A physical disability does not determine who you are and what you can accomplish. A physical disability is only on the outside. It’s what’s on the inside that really matters.
Being born with Amniotic Band Syndrome has pushed me to succeed and show the world exactly what I can do. I learned to walk with a prosthesis at the age of fifteen months and I have been walking, running and playing sports ever since. I have participated in sports such as swimming, volleyball, track and field, baseball and figure skating. I have excelled in all three of these activities. I’ve played volleyball with our school team, I’ve taken swimming lessons for over five years completing eight levels and I played softball in high school girls league. Out of all these sports, figure skating has been my favourite. My father used an example provided by the War Amps to create a walker out of welded steel and hockey sticks, so that it could slide across the ice while providing me with support as I learned to skate.
I’ve lived in a rural area almost all of my life and it has given me great benefits. Everyone in my town and school knows who I am and the reason behind my disability. Everyone understands and they have learned to look past it to see the real side of me. When I was seven years old my family moved to Olds, Alberta in pursuit of my fathers job. This was a shocking experience. No one knew who I was and they didn’t understand me. It was hard to make new friends and I was constantly starred at. After a few months we moved back home to the people who understood me.

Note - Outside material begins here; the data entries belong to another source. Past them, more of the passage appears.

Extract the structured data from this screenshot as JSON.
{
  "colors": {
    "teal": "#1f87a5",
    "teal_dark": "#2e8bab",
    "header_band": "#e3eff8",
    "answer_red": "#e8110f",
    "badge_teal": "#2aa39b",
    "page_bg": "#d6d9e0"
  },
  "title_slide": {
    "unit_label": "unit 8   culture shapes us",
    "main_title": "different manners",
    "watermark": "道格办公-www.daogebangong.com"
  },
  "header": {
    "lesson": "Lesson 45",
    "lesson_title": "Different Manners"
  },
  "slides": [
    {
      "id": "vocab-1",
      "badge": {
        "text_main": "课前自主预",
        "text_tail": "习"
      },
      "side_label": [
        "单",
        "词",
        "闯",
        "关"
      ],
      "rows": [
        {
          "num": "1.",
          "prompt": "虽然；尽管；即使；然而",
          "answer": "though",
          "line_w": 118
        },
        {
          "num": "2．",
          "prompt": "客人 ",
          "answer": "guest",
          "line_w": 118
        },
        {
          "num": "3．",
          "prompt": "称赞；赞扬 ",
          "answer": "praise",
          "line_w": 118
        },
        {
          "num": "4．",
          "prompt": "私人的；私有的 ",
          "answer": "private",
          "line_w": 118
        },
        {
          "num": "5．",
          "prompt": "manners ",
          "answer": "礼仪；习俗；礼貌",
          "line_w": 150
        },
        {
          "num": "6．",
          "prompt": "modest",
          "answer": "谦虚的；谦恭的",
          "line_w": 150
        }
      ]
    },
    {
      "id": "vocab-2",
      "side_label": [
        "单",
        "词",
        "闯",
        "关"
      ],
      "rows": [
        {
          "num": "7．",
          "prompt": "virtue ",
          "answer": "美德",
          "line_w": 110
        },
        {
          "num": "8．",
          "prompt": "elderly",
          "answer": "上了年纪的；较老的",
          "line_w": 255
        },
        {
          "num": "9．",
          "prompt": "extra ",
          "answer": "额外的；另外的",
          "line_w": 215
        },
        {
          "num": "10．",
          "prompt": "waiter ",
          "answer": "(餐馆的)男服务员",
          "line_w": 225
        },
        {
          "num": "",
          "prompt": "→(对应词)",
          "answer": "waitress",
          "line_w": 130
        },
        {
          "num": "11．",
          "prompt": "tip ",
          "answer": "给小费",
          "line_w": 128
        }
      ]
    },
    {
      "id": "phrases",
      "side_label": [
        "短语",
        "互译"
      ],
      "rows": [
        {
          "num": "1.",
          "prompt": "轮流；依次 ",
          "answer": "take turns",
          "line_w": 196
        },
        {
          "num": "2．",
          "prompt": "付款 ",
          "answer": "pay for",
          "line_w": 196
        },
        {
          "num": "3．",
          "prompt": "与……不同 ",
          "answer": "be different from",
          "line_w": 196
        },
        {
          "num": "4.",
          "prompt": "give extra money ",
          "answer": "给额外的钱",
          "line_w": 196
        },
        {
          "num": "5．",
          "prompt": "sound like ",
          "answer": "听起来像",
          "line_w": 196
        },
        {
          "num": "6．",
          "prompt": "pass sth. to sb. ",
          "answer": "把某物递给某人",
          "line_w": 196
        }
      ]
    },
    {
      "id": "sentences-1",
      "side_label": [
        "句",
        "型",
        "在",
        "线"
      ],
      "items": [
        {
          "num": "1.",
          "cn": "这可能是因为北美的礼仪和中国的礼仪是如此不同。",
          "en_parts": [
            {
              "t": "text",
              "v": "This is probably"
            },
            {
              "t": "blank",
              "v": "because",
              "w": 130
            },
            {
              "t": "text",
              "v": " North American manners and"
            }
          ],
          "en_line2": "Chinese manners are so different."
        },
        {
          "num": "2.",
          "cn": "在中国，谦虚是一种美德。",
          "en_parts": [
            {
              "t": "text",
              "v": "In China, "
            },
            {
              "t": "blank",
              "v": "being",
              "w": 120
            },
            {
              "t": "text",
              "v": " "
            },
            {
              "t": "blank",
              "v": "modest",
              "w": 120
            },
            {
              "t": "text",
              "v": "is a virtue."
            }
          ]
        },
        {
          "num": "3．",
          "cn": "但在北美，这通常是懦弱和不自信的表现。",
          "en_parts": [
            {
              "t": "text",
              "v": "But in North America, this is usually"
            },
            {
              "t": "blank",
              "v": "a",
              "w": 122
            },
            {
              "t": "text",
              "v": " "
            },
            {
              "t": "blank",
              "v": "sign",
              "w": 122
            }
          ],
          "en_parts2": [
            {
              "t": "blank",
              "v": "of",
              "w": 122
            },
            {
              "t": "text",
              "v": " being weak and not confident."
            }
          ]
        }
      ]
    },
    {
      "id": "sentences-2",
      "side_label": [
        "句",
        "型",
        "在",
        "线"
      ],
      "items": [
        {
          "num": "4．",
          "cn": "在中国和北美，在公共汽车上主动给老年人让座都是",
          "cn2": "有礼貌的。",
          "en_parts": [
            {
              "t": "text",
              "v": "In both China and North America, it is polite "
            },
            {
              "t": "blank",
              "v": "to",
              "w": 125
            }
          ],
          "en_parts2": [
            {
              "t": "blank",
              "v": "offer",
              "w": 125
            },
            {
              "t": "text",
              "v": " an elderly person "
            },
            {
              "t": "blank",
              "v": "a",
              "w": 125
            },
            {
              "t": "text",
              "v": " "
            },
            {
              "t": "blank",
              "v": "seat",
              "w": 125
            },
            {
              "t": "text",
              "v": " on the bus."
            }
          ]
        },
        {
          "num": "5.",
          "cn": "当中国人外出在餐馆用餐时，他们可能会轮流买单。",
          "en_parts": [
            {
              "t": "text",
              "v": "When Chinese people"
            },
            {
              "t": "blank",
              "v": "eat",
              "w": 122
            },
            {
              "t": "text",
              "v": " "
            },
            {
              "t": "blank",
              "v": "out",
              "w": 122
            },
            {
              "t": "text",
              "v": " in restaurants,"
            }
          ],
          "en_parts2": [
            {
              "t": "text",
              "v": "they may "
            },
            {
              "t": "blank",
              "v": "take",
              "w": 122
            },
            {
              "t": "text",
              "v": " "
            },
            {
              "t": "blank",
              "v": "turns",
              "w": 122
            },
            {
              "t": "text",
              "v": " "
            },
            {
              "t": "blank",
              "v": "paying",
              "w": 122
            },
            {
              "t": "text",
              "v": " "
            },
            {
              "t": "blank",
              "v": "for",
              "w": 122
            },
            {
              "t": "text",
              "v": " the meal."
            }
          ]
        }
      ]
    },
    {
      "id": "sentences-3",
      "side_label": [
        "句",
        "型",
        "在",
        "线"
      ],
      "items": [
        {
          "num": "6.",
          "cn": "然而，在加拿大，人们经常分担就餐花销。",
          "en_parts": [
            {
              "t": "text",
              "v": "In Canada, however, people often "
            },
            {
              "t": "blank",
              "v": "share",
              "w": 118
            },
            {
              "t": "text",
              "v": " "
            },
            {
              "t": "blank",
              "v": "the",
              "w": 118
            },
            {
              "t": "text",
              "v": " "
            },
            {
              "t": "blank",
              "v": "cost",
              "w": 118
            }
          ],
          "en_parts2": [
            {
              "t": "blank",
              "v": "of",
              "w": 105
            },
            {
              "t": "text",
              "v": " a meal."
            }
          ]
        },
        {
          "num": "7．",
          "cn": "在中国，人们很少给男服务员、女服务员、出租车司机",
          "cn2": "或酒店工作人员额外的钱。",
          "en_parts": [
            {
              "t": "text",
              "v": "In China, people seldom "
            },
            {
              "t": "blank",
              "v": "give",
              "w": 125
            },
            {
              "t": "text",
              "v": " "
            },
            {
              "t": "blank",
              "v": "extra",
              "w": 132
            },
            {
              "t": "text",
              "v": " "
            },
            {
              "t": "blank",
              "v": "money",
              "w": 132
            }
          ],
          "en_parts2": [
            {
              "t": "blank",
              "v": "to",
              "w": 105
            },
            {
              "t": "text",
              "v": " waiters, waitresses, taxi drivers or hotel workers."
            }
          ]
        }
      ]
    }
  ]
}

I am a member of The War Amps Champ Program. I regularly attend their seminars to learn about new technology for amputees. They have helped me understand who I am and that I should be proud of what I have accomplished. I have found ways to deal with the stares in public. I simply smile and if a young child has questions about my appearance I feel honoured to answer them and give them a better understanding. I now have respect for other amputees because I know what they have had to deal with.
When I was 10 years old, my father died of cancer. It made me realize how precious life is. Everyone, no matter shape, size, or appearance should be given the chance to fulfill they’re dreams before it’s too late. Treasure these moments.
I am now 18 years old. I will graduate High School in June 2003, and I plan on attending University in the Fall to study Commerce.